[Exercise goal] The required lines are those that contain "Medicaid"; pull them out of the data and copy them.

Items from an interface collection

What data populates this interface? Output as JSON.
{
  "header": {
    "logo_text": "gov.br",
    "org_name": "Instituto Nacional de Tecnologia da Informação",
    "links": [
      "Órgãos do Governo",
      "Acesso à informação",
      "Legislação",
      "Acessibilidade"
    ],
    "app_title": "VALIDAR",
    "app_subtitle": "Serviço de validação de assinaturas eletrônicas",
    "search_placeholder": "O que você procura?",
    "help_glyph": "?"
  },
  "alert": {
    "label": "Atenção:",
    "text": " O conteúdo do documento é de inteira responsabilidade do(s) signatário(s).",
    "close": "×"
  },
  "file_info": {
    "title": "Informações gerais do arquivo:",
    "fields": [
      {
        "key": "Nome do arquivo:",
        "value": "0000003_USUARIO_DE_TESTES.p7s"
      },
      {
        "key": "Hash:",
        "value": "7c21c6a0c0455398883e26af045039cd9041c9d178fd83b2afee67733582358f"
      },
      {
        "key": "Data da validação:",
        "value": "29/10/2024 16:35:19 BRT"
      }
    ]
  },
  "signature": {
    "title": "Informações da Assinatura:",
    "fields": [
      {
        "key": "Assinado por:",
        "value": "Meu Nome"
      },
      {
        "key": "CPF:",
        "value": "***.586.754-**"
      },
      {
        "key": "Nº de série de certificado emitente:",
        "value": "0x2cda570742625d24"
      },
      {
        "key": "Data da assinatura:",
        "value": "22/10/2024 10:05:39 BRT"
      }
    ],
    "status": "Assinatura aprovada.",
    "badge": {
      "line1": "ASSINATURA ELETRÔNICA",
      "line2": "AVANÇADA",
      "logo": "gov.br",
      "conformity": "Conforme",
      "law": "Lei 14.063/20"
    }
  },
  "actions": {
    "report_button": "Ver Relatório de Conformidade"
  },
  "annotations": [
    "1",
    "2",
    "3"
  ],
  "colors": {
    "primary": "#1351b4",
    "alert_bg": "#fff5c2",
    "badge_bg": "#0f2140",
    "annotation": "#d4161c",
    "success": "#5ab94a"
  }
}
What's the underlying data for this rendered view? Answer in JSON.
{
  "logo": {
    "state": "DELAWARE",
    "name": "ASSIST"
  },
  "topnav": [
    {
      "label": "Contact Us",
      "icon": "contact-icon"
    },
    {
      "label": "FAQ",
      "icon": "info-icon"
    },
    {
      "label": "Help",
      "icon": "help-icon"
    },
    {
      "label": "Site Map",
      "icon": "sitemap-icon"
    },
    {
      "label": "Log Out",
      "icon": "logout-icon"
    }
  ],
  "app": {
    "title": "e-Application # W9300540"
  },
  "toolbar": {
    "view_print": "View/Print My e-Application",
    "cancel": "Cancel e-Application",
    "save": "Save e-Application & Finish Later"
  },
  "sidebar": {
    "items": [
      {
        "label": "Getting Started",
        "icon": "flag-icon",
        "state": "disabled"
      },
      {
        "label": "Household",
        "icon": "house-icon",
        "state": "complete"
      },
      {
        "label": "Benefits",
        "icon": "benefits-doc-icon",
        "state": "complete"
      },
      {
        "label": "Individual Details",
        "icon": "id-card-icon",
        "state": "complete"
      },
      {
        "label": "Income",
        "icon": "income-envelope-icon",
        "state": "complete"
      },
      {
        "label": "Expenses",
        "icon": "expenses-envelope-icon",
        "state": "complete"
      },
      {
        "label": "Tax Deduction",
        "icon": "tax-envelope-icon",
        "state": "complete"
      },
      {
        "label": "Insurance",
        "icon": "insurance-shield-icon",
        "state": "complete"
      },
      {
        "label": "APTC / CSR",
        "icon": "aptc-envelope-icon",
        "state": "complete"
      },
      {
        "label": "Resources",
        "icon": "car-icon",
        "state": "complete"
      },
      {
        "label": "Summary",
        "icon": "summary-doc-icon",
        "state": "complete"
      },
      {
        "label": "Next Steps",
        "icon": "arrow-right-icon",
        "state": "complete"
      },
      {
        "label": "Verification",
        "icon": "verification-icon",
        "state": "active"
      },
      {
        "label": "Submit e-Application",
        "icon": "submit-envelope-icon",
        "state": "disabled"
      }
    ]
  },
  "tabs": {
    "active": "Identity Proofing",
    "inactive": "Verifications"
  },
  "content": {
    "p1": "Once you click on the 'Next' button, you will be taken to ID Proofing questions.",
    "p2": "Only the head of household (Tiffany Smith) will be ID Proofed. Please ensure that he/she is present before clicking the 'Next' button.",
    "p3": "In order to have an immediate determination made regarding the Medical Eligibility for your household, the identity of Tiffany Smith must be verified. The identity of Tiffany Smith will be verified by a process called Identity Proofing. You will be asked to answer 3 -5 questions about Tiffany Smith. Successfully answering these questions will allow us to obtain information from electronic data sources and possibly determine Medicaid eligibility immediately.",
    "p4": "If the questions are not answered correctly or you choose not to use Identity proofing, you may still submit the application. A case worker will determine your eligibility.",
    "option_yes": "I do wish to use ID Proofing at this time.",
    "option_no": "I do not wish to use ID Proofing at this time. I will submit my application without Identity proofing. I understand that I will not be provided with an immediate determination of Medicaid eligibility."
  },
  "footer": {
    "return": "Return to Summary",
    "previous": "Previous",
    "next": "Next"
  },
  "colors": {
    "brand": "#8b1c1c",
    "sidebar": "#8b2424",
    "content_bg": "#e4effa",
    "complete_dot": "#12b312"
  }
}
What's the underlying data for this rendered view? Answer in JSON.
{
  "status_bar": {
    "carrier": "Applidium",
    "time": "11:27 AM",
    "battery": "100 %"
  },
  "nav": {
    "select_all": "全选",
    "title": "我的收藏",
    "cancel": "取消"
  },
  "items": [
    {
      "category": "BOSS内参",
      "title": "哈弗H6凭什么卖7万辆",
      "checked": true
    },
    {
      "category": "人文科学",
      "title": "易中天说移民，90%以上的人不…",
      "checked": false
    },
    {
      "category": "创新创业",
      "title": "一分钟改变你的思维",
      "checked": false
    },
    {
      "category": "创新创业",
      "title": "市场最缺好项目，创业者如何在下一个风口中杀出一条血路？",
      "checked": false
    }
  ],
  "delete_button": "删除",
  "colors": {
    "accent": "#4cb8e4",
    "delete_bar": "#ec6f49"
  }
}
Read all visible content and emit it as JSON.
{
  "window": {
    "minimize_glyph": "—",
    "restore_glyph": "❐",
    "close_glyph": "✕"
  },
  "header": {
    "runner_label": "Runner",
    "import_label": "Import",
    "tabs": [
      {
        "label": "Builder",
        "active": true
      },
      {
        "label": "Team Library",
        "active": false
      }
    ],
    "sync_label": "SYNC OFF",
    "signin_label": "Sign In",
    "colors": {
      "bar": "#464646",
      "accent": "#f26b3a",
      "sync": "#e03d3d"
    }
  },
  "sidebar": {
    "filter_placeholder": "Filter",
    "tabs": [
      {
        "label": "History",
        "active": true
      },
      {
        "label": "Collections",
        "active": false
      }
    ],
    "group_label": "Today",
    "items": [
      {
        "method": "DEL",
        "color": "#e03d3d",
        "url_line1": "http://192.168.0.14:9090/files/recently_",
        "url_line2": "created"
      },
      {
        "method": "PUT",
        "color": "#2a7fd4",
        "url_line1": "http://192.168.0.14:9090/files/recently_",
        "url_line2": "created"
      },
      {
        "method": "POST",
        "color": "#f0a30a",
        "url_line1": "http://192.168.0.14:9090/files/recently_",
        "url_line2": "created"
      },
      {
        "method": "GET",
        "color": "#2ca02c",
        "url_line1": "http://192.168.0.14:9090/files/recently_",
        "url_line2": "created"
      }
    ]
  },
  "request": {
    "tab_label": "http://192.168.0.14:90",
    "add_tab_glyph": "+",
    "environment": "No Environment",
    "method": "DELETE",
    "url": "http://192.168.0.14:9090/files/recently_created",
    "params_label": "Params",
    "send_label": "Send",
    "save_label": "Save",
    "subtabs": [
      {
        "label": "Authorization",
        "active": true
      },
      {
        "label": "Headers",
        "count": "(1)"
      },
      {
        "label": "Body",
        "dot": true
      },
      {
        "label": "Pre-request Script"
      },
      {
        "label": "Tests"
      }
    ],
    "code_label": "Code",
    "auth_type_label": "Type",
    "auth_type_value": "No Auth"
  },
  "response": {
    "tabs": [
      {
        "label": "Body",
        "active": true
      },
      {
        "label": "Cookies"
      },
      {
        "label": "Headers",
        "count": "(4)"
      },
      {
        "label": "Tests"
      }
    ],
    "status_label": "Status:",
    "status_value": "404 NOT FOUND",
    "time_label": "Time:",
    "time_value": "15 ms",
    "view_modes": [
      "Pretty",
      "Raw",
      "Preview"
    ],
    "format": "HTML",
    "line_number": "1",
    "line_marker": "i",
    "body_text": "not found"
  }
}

[Final answer]
    "p3": "In order to have an immediate determination made regarding the Medical Eligibility for your household, the identity of Tiffany Smith must be verified. The identity of Tiffany Smith will be verified by a process called Identity Proofing. You will be asked to answer 3 -5 questions about Tiffany Smith. Successfully answering these questions will allow us to obtain information from electronic data sources and possibly determine Medicaid eligibility immediately.",
    "option_no": "I do not wish to use ID Proofing at this time. I will submit my application without Identity proofing. I understand that I will not be provided with an immediate determination of Medicaid eligibility."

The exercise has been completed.